In a blow to the nuclear power industry, the budget released by President Obama last week eliminates most funding for Yucca Mountain, the Nevada site that for decades has been proposed for the permanent burial of radioactive nuclear waste.
The decision will likely be an expensive one, considering how much money the federal government might end up owing the utility industry, and how much—up to $10.4 billion—has already been spent and will have been wasted on the search for a nuclear waste repository since 1983. The courts have already awarded the companies about $1 billion, because the government signed contracts obligating it to begin taking the waste in 1998, but seems unlikely to do so for years. The nuclear industry says it may demand the return of the $22 billion that it has paid to the Energy Department to establish a repository, but that the government has not yet spent [The New York Times].
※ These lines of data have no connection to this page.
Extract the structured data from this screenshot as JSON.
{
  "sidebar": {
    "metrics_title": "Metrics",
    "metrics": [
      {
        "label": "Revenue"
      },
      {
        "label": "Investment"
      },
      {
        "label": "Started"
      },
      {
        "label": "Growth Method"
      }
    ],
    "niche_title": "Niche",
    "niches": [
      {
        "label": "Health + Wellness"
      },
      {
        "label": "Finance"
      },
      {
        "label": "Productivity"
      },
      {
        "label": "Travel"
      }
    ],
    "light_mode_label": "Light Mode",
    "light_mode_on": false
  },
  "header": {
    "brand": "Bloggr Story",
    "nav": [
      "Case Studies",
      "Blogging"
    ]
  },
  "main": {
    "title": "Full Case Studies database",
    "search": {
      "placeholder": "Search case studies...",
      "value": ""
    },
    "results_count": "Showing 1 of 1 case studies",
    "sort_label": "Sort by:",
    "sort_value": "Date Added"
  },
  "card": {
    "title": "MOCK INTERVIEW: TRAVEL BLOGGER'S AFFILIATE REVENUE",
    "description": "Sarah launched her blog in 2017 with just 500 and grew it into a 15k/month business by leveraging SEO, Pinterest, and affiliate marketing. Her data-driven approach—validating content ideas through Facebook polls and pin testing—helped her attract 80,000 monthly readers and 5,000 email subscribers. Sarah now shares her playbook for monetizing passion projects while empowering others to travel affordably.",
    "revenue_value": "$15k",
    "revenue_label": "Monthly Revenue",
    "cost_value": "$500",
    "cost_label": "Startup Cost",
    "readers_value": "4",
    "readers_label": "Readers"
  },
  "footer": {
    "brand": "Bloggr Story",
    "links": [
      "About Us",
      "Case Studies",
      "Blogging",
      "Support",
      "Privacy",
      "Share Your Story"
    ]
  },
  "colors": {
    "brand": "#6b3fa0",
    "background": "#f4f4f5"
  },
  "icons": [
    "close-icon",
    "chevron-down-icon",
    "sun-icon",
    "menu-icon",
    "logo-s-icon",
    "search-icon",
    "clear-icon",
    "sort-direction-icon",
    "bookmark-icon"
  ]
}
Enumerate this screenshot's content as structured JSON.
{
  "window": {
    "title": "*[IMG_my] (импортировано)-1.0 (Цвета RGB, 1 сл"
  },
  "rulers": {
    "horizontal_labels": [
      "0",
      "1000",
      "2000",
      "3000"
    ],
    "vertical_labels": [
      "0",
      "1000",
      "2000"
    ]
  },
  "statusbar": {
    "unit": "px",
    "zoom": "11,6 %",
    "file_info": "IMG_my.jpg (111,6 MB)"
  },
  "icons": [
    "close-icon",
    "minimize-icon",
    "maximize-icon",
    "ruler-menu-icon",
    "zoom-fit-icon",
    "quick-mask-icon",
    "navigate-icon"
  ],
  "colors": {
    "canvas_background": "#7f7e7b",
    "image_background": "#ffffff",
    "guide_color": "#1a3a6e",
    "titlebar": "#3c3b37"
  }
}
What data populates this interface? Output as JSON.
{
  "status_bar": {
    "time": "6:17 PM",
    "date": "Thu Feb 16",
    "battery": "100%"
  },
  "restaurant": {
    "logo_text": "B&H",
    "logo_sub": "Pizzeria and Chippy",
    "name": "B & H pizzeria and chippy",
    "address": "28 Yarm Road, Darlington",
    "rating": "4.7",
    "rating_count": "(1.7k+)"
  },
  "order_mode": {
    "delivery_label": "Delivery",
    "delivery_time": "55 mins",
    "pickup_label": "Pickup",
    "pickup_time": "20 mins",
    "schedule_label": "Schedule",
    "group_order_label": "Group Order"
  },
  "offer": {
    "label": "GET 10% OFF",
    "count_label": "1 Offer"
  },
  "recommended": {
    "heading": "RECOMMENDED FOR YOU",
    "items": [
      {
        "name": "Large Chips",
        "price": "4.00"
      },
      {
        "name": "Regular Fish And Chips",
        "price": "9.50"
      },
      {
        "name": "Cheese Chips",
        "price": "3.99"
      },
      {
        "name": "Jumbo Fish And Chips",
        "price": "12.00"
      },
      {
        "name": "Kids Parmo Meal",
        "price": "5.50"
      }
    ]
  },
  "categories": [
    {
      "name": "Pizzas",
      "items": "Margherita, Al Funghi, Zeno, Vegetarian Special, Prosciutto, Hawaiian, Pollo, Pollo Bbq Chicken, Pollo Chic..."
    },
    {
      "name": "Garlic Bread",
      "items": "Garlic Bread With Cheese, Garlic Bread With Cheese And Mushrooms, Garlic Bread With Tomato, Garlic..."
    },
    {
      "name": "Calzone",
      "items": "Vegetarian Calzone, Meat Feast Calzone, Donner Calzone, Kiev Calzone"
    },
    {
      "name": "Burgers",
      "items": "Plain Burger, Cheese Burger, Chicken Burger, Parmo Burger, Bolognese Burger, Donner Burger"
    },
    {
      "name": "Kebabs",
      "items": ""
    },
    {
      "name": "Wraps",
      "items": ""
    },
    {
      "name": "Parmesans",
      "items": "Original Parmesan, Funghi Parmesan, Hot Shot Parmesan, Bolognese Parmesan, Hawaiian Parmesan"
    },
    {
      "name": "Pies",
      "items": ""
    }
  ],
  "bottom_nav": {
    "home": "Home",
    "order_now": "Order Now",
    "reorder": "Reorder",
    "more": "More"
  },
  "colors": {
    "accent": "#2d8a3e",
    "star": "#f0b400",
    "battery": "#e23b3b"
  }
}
And the $Billions keep flowing.
For the past 25 years the U.S. has burned through $10.4 billion looking for a home for nuclear waste. We thought we had one in Yucca Mountain, but popular, political and scientific support for that location has crumbled.
And now there's no plan for nuclear waste. In addition to the headache of figuring out what to do with the waste, if the measure is approved, the government should prepare itself for a bunch of lawsuits:
NY Times: Lawyers are predicting tens of billions of dollars in damage suits from utilities that must pay to store their wastes instead of having the government bury them, with the figure rising by about a half-billion dollars for each year of additional delay.
The courts have already awarded the companies about $1 billion, because the government signed contracts obligating it to begin taking the waste in 1998, but seems unlikely to do so for years. The nuclear industry says it may demand the return of the $22 billion that it has paid to the Energy Department to establish a repository, but that the government has not yet spent.
WHAT A DEAL ! Government subsidized fuel, Government subsidized insurance in case of an accident and Government responsibility to take care of the deadly waste left behind.
Stuck in limbo, all that waste from the weapons program.
DOE to review waste removal options at Hanford
By Annette Cary, Herald staff writer
The Department of Energy will prepare a report this year on the future of high-level radioactive waste, new Energy Secretary Steven Chu said.
That should give the Mid-Columbia a better idea of the future of Hanford's worst radioactive waste, now stored in underground tanks.
Chu was grilled this week at a Senate Energy and Natural Resources Committee hearing by Sen. James Risch, R-Idaho, after saying that Yucca Mountain, Nev., will not be used as the nation's repository for high-level radioactive waste.
The nation's used fuel from power production and Department of Energy high-level waste, including Hanford's, is required to go to a national waste repository. Yucca Mountain was the only site that was being developed for high-level waste.
The Idaho National Laboratory also has waste that would have been sent to Yucca Mountain, Risch said. If it won't be sent to Yucca Mountain, then where will it be sent, Risch asked.
Salem is up for hearings on license renewal , full speed ahead !